It is all too common to see employees of recruitment companies break the law by contacting candidates or clients after leaving and joining a rival agency.
Fortunately, the law is there to protect these companies against the actions of rogue former employees, and in June Sherrards helped one of its long standing recruiter clients obtain an injunction in such a case.
Our client was awarded an interim injunction against a former employee to prevent her breaching post-termination restrictive covenants and misusing confidential information, after evidence showed that the breaches had caused significant commercial damage to the company and its customer relationships.
Our client had employed the defendant as a recruitment consultant between September 2016 and June 2018. Her contract obliged her not to solicit or deal with the company’s restricted customers and candidates for six months after termination.
The contract also contained post-termination provisions regarding confidential information to which she had access during her employment.
The defendant resigned from the company and, shortly after, joined a competing agency, specialising in recruitment in the industrial sector (a sector our client also specialises in).

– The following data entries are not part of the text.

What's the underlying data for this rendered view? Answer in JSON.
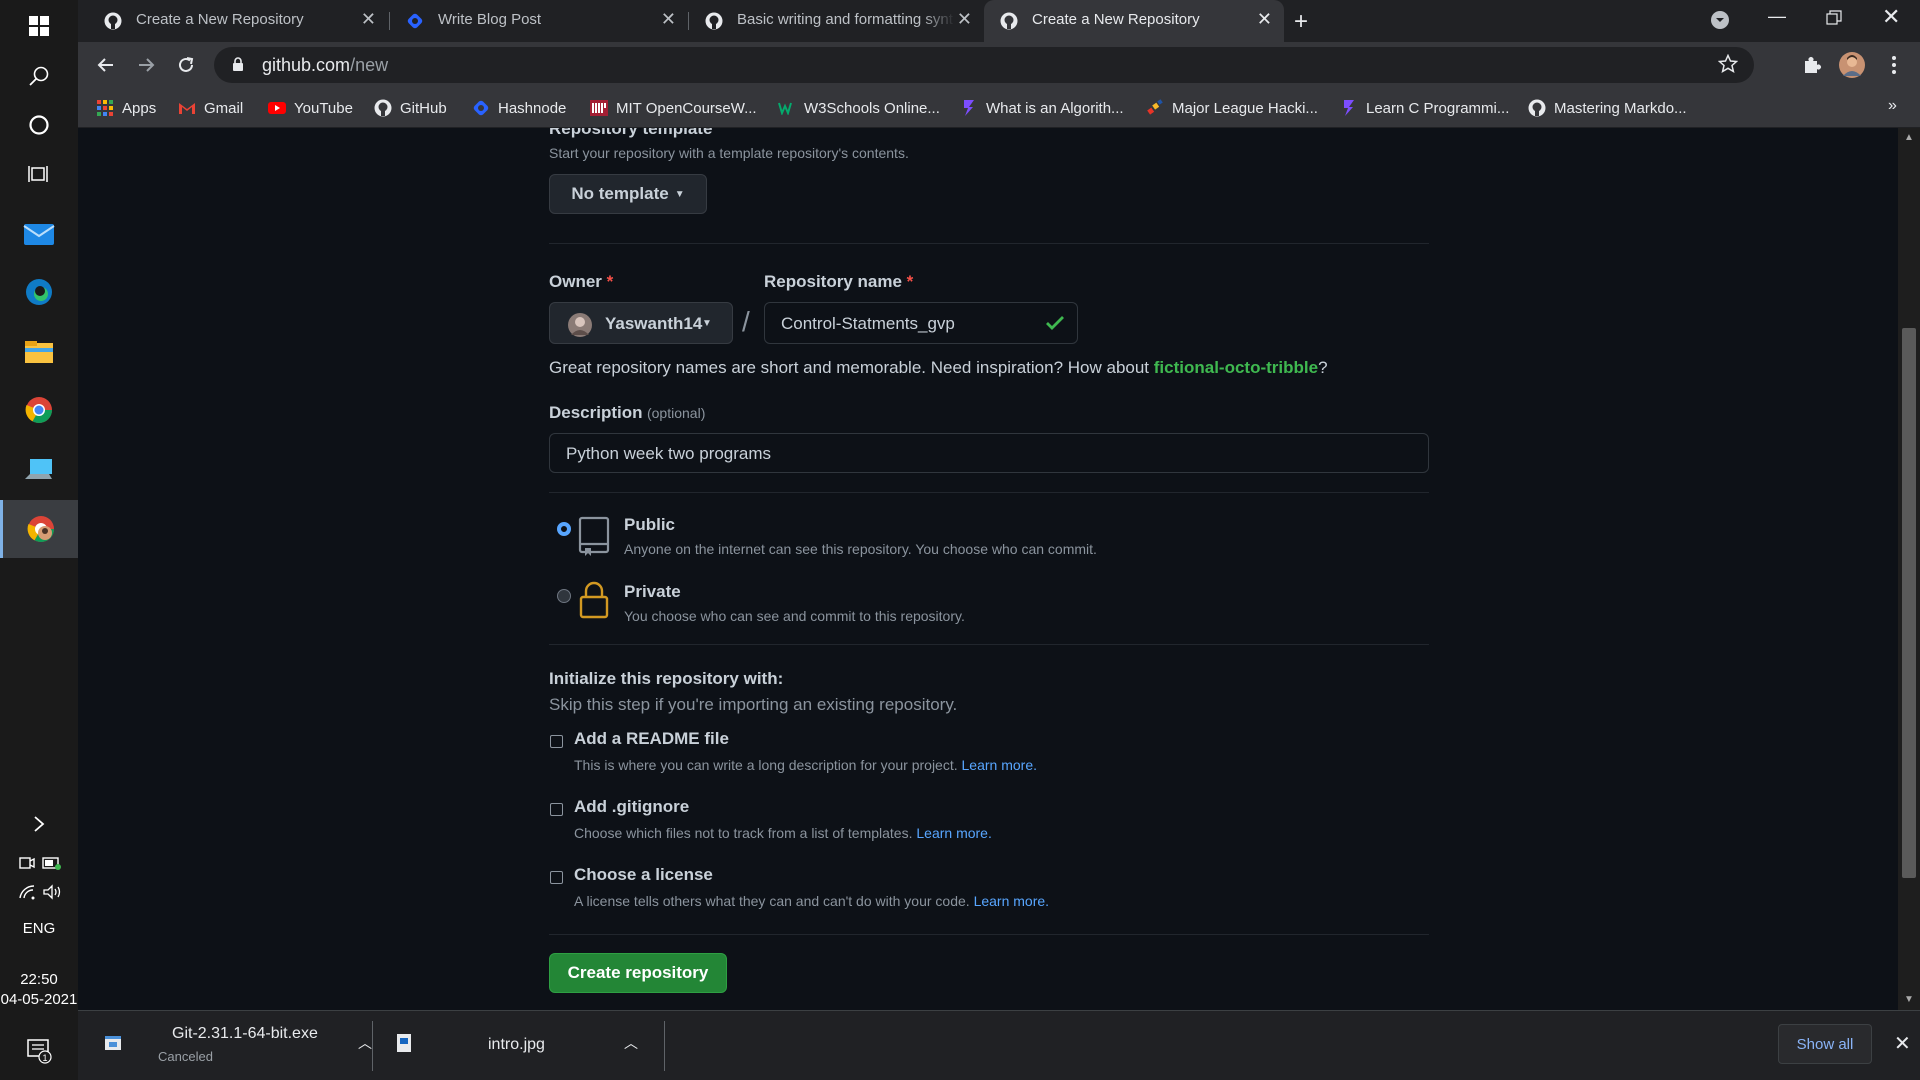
{
  "taskbar": {
    "time": "22:50",
    "date": "04-05-2021",
    "language": "ENG",
    "notification_count": "1"
  },
  "browser": {
    "tabs": [
      {
        "label": "Create a New Repository",
        "icon": "github-icon",
        "active": false
      },
      {
        "label": "Write Blog Post",
        "icon": "hashnode-icon",
        "active": false
      },
      {
        "label": "Basic writing and formatting synt",
        "icon": "github-icon",
        "active": false
      },
      {
        "label": "Create a New Repository",
        "icon": "github-icon",
        "active": true
      }
    ],
    "url_host": "github.com",
    "url_path": "/new",
    "bookmarks": [
      {
        "label": "Apps",
        "icon": "apps-grid-icon"
      },
      {
        "label": "Gmail",
        "icon": "gmail-icon"
      },
      {
        "label": "YouTube",
        "icon": "youtube-icon"
      },
      {
        "label": "GitHub",
        "icon": "github-icon"
      },
      {
        "label": "Hashnode",
        "icon": "hashnode-icon"
      },
      {
        "label": "MIT OpenCourseW...",
        "icon": "mit-icon"
      },
      {
        "label": "W3Schools Online...",
        "icon": "w3schools-icon"
      },
      {
        "label": "What is an Algorith...",
        "icon": "bookmark-icon"
      },
      {
        "label": "Major League Hacki...",
        "icon": "mlh-icon"
      },
      {
        "label": "Learn C Programmi...",
        "icon": "bookmark-icon"
      },
      {
        "label": "Mastering Markdo...",
        "icon": "github-icon"
      }
    ]
  },
  "form": {
    "template_heading": "Repository template",
    "template_help": "Start your repository with a template repository's contents.",
    "template_button": "No template",
    "owner_label": "Owner",
    "required_mark": "*",
    "owner_value": "Yaswanth14",
    "slash": "/",
    "repo_name_label": "Repository name",
    "repo_name_value": "Control-Statments_gvp",
    "name_hint_prefix": "Great repository names are short and memorable. Need inspiration? How about ",
    "name_hint_suggestion": "fictional-octo-tribble",
    "name_hint_suffix": "?",
    "description_label": "Description",
    "description_optional": "(optional)",
    "description_value": "Python week two programs",
    "visibility": [
      {
        "title": "Public",
        "desc": "Anyone on the internet can see this repository. You choose who can commit.",
        "selected": true
      },
      {
        "title": "Private",
        "desc": "You choose who can see and commit to this repository.",
        "selected": false
      }
    ],
    "init_heading": "Initialize this repository with:",
    "init_help": "Skip this step if you're importing an existing repository.",
    "init_options": [
      {
        "title": "Add a README file",
        "desc": "This is where you can write a long description for your project.",
        "link": "Learn more.",
        "checked": false
      },
      {
        "title": "Add .gitignore",
        "desc": "Choose which files not to track from a list of templates.",
        "link": "Learn more.",
        "checked": false
      },
      {
        "title": "Choose a license",
        "desc": "A license tells others what they can and can't do with your code.",
        "link": "Learn more.",
        "checked": false
      }
    ],
    "submit_button": "Create repository"
  },
  "downloads": {
    "items": [
      {
        "name": "Git-2.31.1-64-bit.exe",
        "status": "Canceled"
      },
      {
        "name": "intro.jpg",
        "status": ""
      }
    ],
    "show_all": "Show all"
  },
  "colors": {
    "accent_green": "#238636",
    "link_blue": "#58a6ff",
    "suggestion_green": "#3fb950",
    "required_red": "#f85149"
  }
}
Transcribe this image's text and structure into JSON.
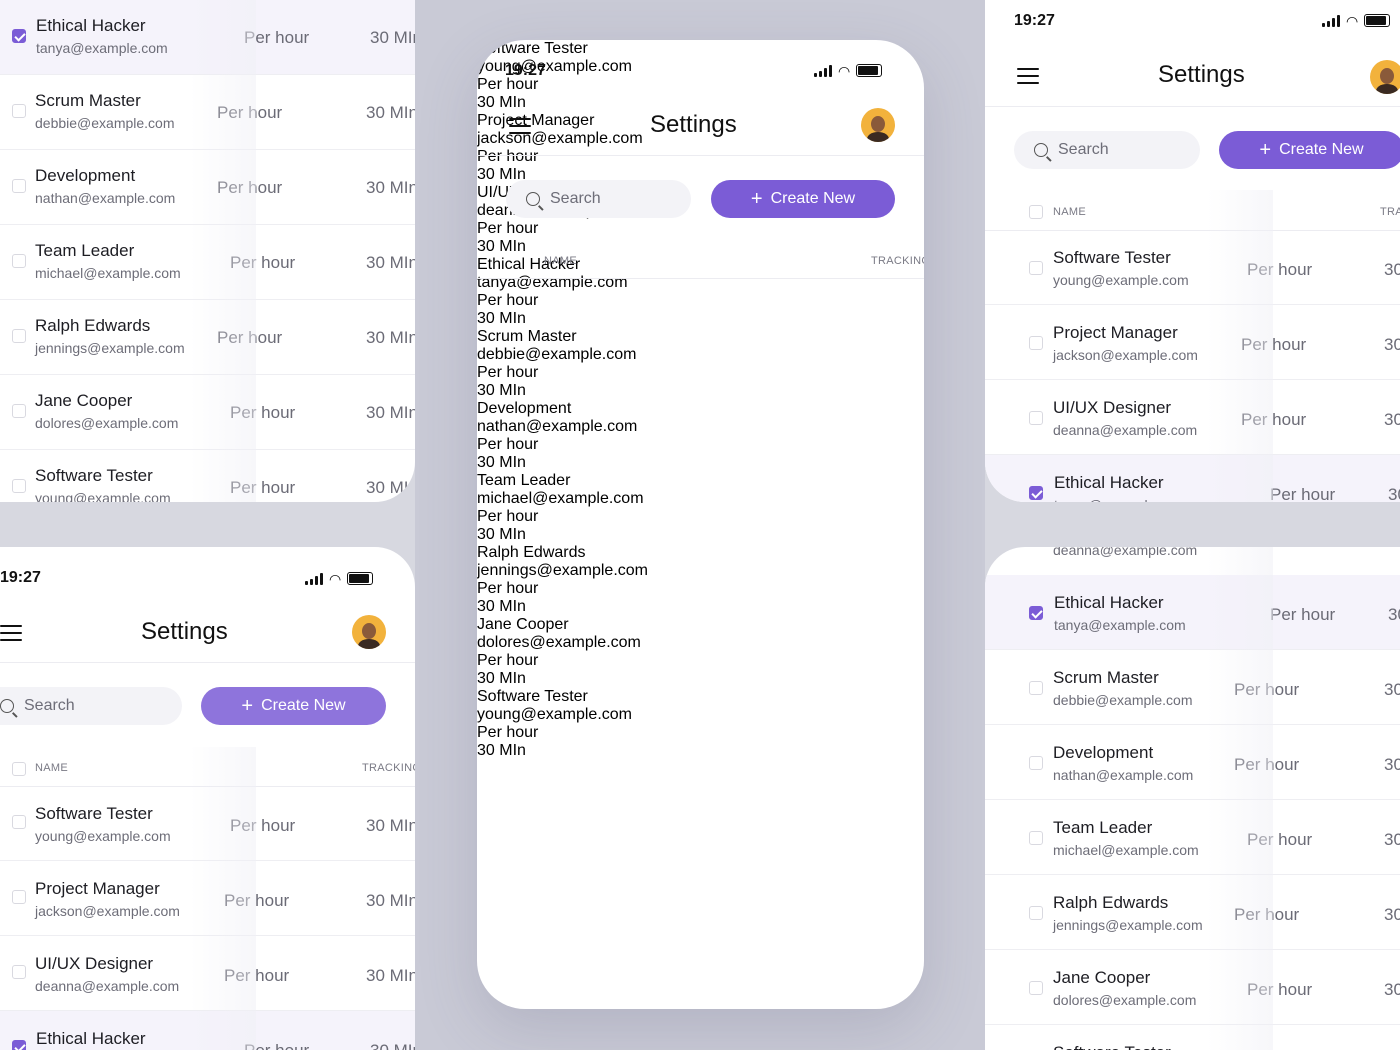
{
  "app": {
    "time": "19:27",
    "title": "Settings"
  },
  "search": {
    "placeholder": "Search"
  },
  "create_button": {
    "label": "Create New"
  },
  "table": {
    "col_name": "NAME",
    "col_tracking": "TRACKING"
  },
  "rate_suffix": "Per hour",
  "tracking_value": "30 MIn",
  "people": [
    {
      "name": "Software Tester",
      "email": "young@example.com"
    },
    {
      "name": "Project Manager",
      "email": "jackson@example.com"
    },
    {
      "name": "UI/UX Designer",
      "email": "deanna@example.com"
    },
    {
      "name": "Ethical Hacker",
      "email": "tanya@example.com",
      "selected": true
    },
    {
      "name": "Scrum Master",
      "email": "debbie@example.com"
    },
    {
      "name": "Development",
      "email": "nathan@example.com"
    },
    {
      "name": "Team Leader",
      "email": "michael@example.com"
    },
    {
      "name": "Ralph Edwards",
      "email": "jennings@example.com"
    },
    {
      "name": "Jane Cooper",
      "email": "dolores@example.com"
    },
    {
      "name": "Software Tester",
      "email": "young@example.com"
    }
  ],
  "colors": {
    "accent": "#7b5cd6",
    "background": "#c9cad6"
  }
}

Our client then discovered that the ex employee had dealt with several of its restricted customers and candidates. It produced evidence showing that she had informed some of its candidates – who were due to start a shift for a major client – that they were no longer required to attend as the shift had been cancelled. It also showed that she had sent her new employer’s registration packs to those candidates.
Our client said the ex-employee’s conduct put this confidential information, in the form of trade secrets and business connections, at significant risk and it was therefore compelled to protect its position by seeking an injunction.
In considering whether to grant relief, the court had to apply the law as in the seminal case of American Cyanamid Co versus Ethicon. There had to be a serious issue to be tried, damages must not be an adequate remedy and the grant of the injunction had to be the most convenient option on balance.
An interim injunction would give our client a substantial part of the remedy it sought. The ex-employee was aware of the instant hearing but had chosen not to appear or to send representation.
It was emphasised before the court that damages alone would not be an adequate remedy and that, in the absence of an injunction, our client would undoubtedly suffer (and continue to suffer) serious irreparable harm. The Judge – Karen Steyn QC – agreed and granted the injunction without hesitation.